Exercise objective — In the listing below, find each line holding "Alto" and copy it.
**** Task material ****
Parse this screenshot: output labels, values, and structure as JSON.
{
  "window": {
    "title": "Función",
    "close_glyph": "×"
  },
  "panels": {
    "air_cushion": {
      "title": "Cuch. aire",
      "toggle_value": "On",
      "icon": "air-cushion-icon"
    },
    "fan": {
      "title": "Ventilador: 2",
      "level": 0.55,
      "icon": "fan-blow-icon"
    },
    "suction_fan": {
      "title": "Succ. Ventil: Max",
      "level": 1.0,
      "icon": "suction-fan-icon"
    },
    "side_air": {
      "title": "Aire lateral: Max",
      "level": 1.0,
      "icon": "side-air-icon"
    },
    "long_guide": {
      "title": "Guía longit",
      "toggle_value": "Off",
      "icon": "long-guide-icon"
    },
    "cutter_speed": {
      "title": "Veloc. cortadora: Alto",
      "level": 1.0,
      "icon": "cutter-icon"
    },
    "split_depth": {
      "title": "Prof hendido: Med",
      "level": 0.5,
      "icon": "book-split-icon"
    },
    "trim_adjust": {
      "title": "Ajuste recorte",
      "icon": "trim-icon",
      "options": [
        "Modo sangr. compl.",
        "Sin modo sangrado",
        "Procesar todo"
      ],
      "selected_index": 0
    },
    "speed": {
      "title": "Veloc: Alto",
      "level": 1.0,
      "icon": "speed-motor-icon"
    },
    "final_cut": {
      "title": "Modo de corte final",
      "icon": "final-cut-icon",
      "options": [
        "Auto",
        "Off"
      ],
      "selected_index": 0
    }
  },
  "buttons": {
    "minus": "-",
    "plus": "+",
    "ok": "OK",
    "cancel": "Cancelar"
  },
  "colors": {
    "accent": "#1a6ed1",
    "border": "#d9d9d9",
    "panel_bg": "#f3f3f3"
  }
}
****
Completed exercise —
      "title": "Veloc. cortadora: Alto",
      "title": "Veloc: Alto",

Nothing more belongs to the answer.